With lacquers the "cure" is relative. Some say that lacquer never completely cures. Others say that it takes years to fully cure. It doesn't really seem to matter. What matters is when can you do stuff with it or to it.

loucarabasi's picture

(post #111074, reply #2 of 5)

keef, why soo many coats?


-Lou

As the twig bends- So grows the tree!!
Rich14's picture

(post #111074, reply #3 of 5)

Keef,


I think it's "safe" to rub out nitrocellulose 48 hours after the last application, but I wait a week. I don't know of any tests regarding the hardness of the surface and the final appearance of a rubbed-out finish depending on various "curing times." But that would be an interesting thing to see.


As to how long it really takes lacquers to "completely cure," here's some information.
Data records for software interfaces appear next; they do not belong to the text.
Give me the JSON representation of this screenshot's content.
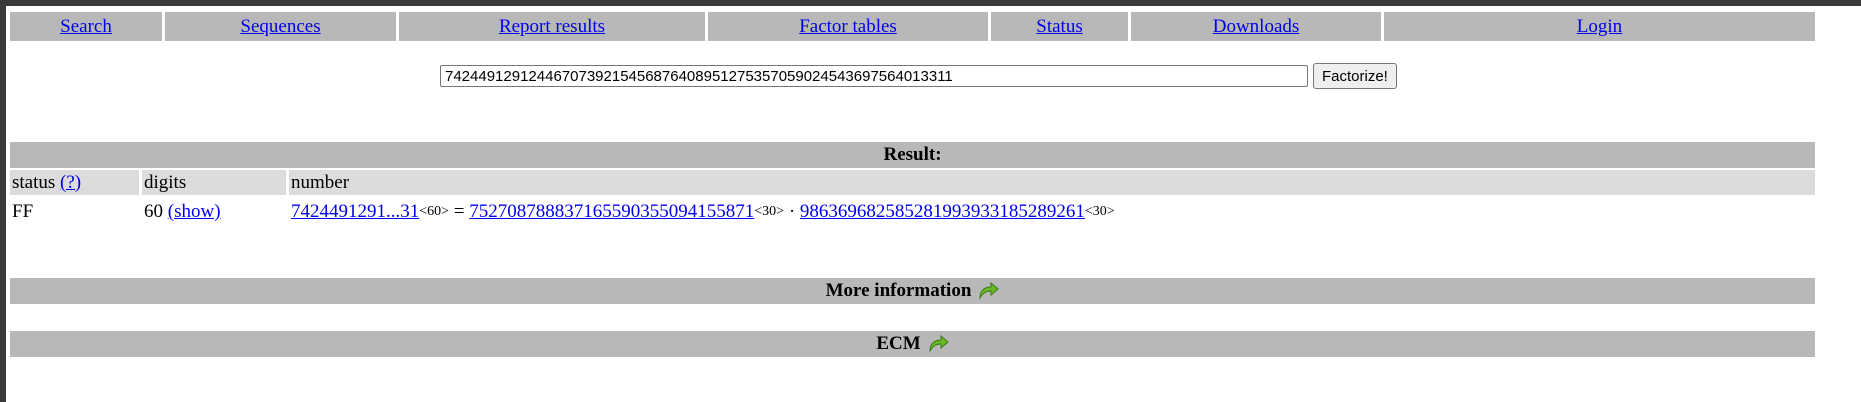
{
  "nav": {
    "items": [
      "Search",
      "Sequences",
      "Report results",
      "Factor tables",
      "Status",
      "Downloads",
      "Login"
    ]
  },
  "search": {
    "value": "7424491291244670739215456876408951275357059024543697564013311",
    "button_label": "Factorize!"
  },
  "result": {
    "heading": "Result:",
    "columns": {
      "status": "status",
      "status_help": "(?)",
      "digits": "digits",
      "number": "number"
    },
    "row": {
      "status": "FF",
      "digits": "60",
      "show": "(show)",
      "number": "7424491291...31",
      "number_digits": "<60>",
      "equals": "=",
      "factor1": "752708788837165590355094155871",
      "factor1_digits": "<30>",
      "dot": "·",
      "factor2": "986369682585281993933185289261",
      "factor2_digits": "<30>"
    }
  },
  "sections": {
    "more_info": "More information",
    "ecm": "ECM"
  },
  "icons": {
    "arrow": "green-curved-arrow-icon"
  },
  "colors": {
    "bar": "#b8b8b8",
    "subheader": "#dcdcdc",
    "link": "#0000ee",
    "arrow": "#6ab82a"
  }
}
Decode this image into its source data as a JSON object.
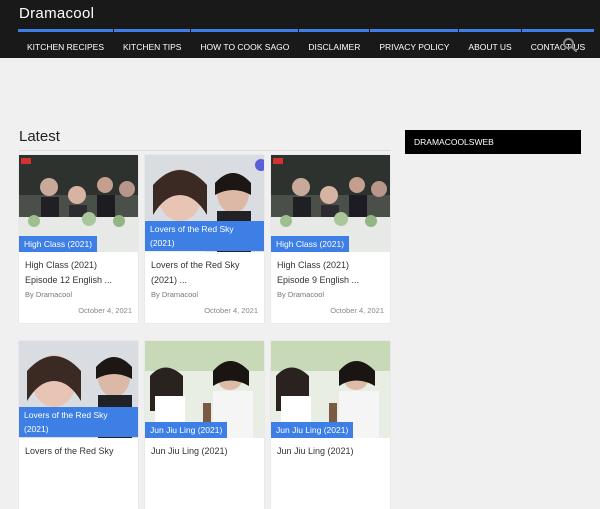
{
  "header": {
    "site_title": "Dramacool",
    "nav": [
      "KITCHEN RECIPES",
      "KITCHEN TIPS",
      "HOW TO COOK SAGO",
      "DISCLAIMER",
      "PRIVACY POLICY",
      "ABOUT US",
      "CONTACT US"
    ],
    "search_icon": "search-icon"
  },
  "colors": {
    "accent": "#3d7fe5",
    "header_bg": "#191919",
    "widget_bg": "#000000"
  },
  "main": {
    "section_title": "Latest",
    "cards": [
      {
        "category": "High Class (2021)",
        "title_line1": "High Class (2021)",
        "title_line2": "Episode 12 English ...",
        "author": "By Dramacool",
        "date": "October 4, 2021"
      },
      {
        "category_line1": "Lovers of the Red Sky",
        "category_line2": "(2021)",
        "title_line1": "Lovers of the Red Sky",
        "title_line2": "(2021) ...",
        "author": "By Dramacool",
        "date": "October 4, 2021"
      },
      {
        "category": "High Class (2021)",
        "title_line1": "High Class (2021)",
        "title_line2": "Episode 9 English ...",
        "author": "By Dramacool",
        "date": "October 4, 2021"
      },
      {
        "category_line1": "Lovers of the Red Sky",
        "category_line2": "(2021)",
        "title_line1": "Lovers of the Red Sky"
      },
      {
        "category": "Jun Jiu Ling (2021)",
        "title_line1": "Jun Jiu Ling (2021)"
      },
      {
        "category": "Jun Jiu Ling (2021)",
        "title_line1": "Jun Jiu Ling (2021)"
      }
    ]
  },
  "sidebar": {
    "widget_title": "DRAMACOOLSWEB"
  }
}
If you finish the inside of a cabinet with lacquer and leave the doors closed, you'll get a strong smell of solvent every time you open the cabinet doors for several years. That's why it's a good idea to finish insides of case goods with shellac.


Rich

Kevin's picture

(post #111074, reply #4 of 5)

I just checked my Sherwin Williams finishing systems guide for recommended dry times before rubbing or polishing lacquers. I only found a few. Several list that they can be rubbed but give no recommended dry time before rubbing. Here's the ones that I could find times for:


24% Solids Finishing Lacquer - overnight


Catalyzed Lacquer - overnight


Precat Lacquer - 4 hours


Interestingly they don't mention rubbing or polishing at all for their CAB-Acrylic lacquer. Do you rub yours? If so, how does it seem to react compared to nitro?

Rich14's picture

(post #111074, reply #5 of 5)

Kevin,


I find no difference in the handling of CAB-Acrylic vs Nitrocellulose in any way. The only difference for my purposes, is that CAB-Acrylic is water-white when applied, and stays that way - it does not yellow, itself. It also seems to prevent or reduce the yellowing that maple is capable of developing.


It goes down, dries, levels and rubs out like Nitro.


I generally level-sand my lacquer applications the following day. I shoot 3 light, but fully-wet coats each day. But I wait a week to rub out after the final coat. I'm in no hurry. I don't have to meet any production schedule but my own. And I know the lacquer is as hard as it's ever going to be (for rubbing) by that time.


Rich